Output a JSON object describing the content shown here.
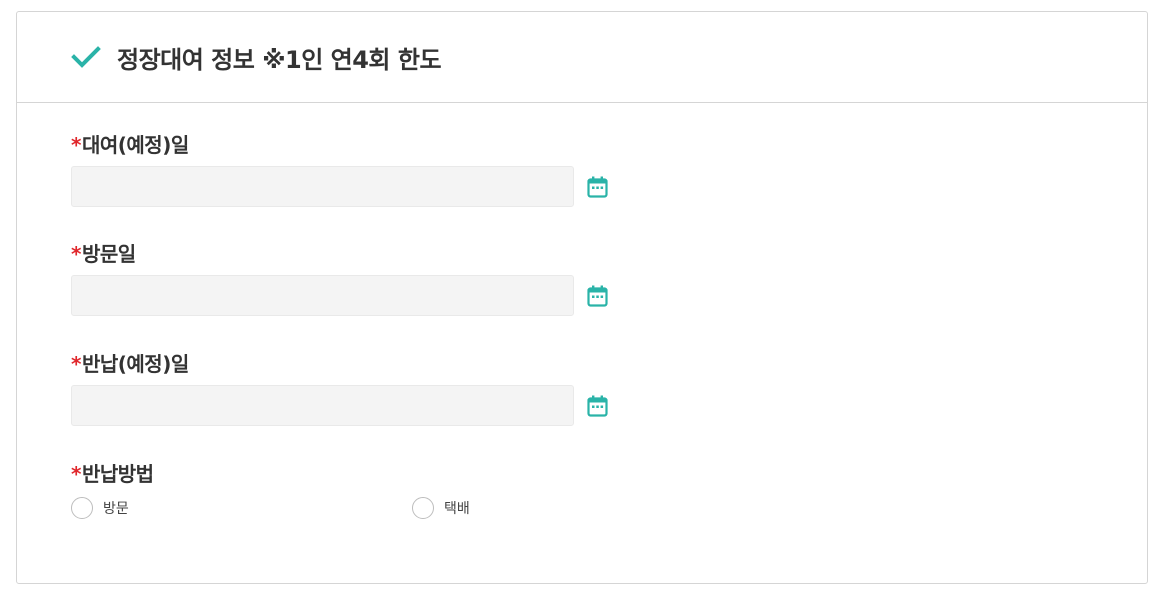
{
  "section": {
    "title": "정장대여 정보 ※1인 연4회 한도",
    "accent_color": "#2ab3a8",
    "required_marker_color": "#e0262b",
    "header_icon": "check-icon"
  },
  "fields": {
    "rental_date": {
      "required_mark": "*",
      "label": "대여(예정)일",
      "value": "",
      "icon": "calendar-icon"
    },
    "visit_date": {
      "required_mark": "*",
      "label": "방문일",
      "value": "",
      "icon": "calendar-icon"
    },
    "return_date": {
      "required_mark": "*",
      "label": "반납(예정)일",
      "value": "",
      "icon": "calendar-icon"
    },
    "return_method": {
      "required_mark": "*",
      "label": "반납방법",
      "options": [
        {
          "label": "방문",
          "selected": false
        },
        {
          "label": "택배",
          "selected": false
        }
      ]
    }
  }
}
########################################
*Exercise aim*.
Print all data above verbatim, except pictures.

*Written response*.
Output a JSON object describing the content shown here.
{
  "section": {
    "title": "정장대여 정보 ※1인 연4회 한도",
    "accent_color": "#2ab3a8",
    "required_marker_color": "#e0262b",
    "header_icon": "check-icon"
  },
  "fields": {
    "rental_date": {
      "required_mark": "*",
      "label": "대여(예정)일",
      "value": "",
      "icon": "calendar-icon"
    },
    "visit_date": {
      "required_mark": "*",
      "label": "방문일",
      "value": "",
      "icon": "calendar-icon"
    },
    "return_date": {
      "required_mark": "*",
      "label": "반납(예정)일",
      "value": "",
      "icon": "calendar-icon"
    },
    "return_method": {
      "required_mark": "*",
      "label": "반납방법",
      "options": [
        {
          "label": "방문",
          "selected": false
        },
        {
          "label": "택배",
          "selected": false
        }
      ]
    }
  }
}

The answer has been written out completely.